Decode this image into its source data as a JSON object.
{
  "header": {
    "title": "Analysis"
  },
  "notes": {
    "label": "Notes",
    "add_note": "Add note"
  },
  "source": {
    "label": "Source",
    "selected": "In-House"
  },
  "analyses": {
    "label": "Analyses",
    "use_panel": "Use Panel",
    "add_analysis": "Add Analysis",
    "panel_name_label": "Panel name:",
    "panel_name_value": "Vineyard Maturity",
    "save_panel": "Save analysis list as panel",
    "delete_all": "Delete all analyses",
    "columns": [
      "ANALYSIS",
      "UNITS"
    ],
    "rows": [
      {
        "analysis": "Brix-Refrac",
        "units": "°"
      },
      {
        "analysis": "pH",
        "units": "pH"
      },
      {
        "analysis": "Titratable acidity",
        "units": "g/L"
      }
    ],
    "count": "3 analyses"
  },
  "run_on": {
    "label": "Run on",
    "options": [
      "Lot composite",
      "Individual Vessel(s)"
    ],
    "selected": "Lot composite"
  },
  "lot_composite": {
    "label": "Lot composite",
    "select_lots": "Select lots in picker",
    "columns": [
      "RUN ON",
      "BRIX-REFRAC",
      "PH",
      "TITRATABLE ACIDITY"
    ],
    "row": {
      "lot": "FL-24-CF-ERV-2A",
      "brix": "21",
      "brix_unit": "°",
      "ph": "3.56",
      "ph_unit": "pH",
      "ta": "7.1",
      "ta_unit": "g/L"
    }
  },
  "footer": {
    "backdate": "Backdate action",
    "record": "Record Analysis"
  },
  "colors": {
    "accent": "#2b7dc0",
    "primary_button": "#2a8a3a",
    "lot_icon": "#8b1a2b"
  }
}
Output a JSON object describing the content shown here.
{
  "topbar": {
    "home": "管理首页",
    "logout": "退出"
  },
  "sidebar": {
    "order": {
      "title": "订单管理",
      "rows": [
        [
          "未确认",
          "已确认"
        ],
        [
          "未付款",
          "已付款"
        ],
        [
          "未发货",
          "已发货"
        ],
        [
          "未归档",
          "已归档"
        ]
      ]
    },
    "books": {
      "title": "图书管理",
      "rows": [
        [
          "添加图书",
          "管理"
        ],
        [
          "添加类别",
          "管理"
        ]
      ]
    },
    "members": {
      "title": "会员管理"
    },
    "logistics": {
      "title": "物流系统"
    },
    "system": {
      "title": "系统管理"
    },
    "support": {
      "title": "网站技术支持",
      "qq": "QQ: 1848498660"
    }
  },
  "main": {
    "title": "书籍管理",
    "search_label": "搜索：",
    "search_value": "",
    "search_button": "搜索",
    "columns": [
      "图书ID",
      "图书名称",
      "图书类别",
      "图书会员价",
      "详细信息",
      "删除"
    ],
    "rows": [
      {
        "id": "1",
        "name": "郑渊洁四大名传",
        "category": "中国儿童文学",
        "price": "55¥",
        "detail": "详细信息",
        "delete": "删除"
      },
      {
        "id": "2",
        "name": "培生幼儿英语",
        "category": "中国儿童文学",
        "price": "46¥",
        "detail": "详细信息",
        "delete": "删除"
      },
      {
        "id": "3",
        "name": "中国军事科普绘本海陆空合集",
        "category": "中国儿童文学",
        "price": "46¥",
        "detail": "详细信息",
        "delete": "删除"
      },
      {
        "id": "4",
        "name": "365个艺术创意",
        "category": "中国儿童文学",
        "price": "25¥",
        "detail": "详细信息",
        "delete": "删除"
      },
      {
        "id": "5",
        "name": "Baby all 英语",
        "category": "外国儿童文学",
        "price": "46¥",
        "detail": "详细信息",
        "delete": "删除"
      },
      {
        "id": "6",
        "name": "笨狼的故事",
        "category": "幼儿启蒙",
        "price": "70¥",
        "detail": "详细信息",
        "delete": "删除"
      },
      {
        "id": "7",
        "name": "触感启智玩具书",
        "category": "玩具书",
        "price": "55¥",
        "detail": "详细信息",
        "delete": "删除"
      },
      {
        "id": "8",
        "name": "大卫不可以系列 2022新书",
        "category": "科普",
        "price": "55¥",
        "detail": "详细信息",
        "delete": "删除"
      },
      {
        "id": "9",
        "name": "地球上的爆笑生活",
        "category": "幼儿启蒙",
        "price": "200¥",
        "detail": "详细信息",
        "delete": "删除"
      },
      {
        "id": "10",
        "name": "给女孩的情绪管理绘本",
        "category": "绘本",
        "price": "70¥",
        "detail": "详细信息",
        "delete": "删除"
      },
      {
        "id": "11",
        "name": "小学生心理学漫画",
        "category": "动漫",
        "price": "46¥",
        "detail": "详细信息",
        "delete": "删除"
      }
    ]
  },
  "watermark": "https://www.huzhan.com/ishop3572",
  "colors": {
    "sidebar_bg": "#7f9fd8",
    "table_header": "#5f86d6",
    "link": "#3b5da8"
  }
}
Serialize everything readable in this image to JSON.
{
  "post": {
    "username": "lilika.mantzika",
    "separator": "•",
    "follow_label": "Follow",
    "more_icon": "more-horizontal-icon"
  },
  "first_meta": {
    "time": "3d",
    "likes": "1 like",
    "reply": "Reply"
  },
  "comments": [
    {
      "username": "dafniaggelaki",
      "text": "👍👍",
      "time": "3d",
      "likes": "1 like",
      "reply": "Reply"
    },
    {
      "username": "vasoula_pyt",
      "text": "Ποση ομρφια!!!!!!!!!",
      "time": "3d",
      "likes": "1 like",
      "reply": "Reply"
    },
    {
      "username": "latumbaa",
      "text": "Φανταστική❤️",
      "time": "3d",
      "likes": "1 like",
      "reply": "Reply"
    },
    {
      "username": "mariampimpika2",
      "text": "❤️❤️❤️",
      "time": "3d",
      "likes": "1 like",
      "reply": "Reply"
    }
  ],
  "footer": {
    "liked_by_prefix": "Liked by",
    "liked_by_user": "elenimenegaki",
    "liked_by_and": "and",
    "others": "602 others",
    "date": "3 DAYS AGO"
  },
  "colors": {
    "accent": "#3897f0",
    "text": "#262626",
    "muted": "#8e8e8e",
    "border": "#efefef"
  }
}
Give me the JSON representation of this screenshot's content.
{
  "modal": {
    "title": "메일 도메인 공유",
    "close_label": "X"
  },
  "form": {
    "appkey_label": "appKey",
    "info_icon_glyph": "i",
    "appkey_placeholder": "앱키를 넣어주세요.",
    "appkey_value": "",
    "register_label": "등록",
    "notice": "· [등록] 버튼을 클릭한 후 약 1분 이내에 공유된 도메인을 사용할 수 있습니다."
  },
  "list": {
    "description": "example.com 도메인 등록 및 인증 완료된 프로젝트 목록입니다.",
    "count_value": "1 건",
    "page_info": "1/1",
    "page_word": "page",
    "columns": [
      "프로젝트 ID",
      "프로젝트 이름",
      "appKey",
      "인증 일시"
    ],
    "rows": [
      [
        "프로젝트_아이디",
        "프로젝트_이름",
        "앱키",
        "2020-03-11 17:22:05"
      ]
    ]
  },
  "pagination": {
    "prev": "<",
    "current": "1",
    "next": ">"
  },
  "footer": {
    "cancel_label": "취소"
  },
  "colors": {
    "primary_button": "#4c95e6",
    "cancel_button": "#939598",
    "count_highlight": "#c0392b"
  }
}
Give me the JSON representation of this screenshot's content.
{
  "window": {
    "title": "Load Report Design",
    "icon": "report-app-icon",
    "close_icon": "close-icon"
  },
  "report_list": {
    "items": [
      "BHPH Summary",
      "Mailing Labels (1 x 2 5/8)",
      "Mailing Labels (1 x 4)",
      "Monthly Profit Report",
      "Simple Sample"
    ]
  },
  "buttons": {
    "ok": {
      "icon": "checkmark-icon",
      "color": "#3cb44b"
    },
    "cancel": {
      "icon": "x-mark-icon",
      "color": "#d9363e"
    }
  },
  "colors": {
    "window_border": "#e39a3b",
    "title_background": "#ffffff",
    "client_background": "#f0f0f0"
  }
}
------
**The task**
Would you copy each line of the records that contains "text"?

**Exercise output**
      "text": "👍👍",
      "text": "Ποση ομρφια!!!!!!!!!",
      "text": "Φανταστική❤️",
      "text": "❤️❤️❤️",
    "text": "#262626",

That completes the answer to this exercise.